§ **What the task asks**:
A verbatim copy of the records below, pictures omitted, is the task.

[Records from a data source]

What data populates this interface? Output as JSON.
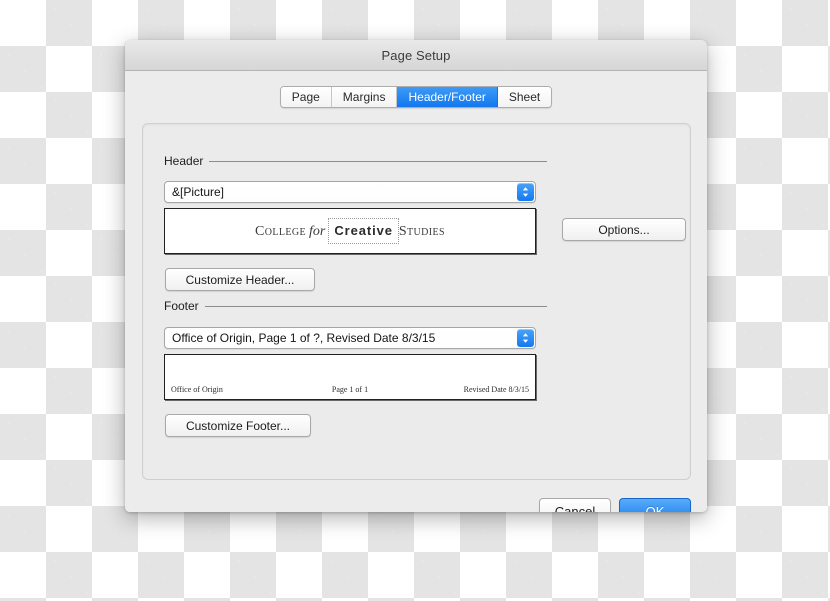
{
  "window": {
    "title": "Page Setup"
  },
  "tabs": [
    {
      "label": "Page",
      "active": false
    },
    {
      "label": "Margins",
      "active": false
    },
    {
      "label": "Header/Footer",
      "active": true
    },
    {
      "label": "Sheet",
      "active": false
    }
  ],
  "header_section": {
    "label": "Header",
    "combo_value": "&[Picture]",
    "combo_arrow_icon": "up-down-chevron-icon",
    "preview": {
      "logo_word1": "College",
      "logo_word2": "for",
      "logo_word3": "Creative",
      "logo_word4": "Studies"
    },
    "customize_button": "Customize Header...",
    "options_button": "Options..."
  },
  "footer_section": {
    "label": "Footer",
    "combo_value": "Office of Origin, Page 1 of ?, Revised  Date 8/3/15",
    "combo_arrow_icon": "up-down-chevron-icon",
    "preview": {
      "left": "Office of Origin",
      "center": "Page 1 of 1",
      "right": "Revised  Date 8/3/15"
    },
    "customize_button": "Customize Footer..."
  },
  "actions": {
    "cancel_label": "Cancel",
    "ok_label": "OK"
  },
  "colors": {
    "accent_blue": "#1479ef",
    "tab_active_blue": "#1277ee",
    "dialog_bg": "#ececec",
    "panel_bg": "#ebebeb"
  }
}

§ **Written answer**:
What data populates this interface? Output as JSON.
{
  "window": {
    "title": "Page Setup"
  },
  "tabs": [
    {
      "label": "Page",
      "active": false
    },
    {
      "label": "Margins",
      "active": false
    },
    {
      "label": "Header/Footer",
      "active": true
    },
    {
      "label": "Sheet",
      "active": false
    }
  ],
  "header_section": {
    "label": "Header",
    "combo_value": "&[Picture]",
    "combo_arrow_icon": "up-down-chevron-icon",
    "preview": {
      "logo_word1": "College",
      "logo_word2": "for",
      "logo_word3": "Creative",
      "logo_word4": "Studies"
    },
    "customize_button": "Customize Header...",
    "options_button": "Options..."
  },
  "footer_section": {
    "label": "Footer",
    "combo_value": "Office of Origin, Page 1 of ?, Revised  Date 8/3/15",
    "combo_arrow_icon": "up-down-chevron-icon",
    "preview": {
      "left": "Office of Origin",
      "center": "Page 1 of 1",
      "right": "Revised  Date 8/3/15"
    },
    "customize_button": "Customize Footer..."
  },
  "actions": {
    "cancel_label": "Cancel",
    "ok_label": "OK"
  },
  "colors": {
    "accent_blue": "#1479ef",
    "tab_active_blue": "#1277ee",
    "dialog_bg": "#ececec",
    "panel_bg": "#ebebeb"
  }
}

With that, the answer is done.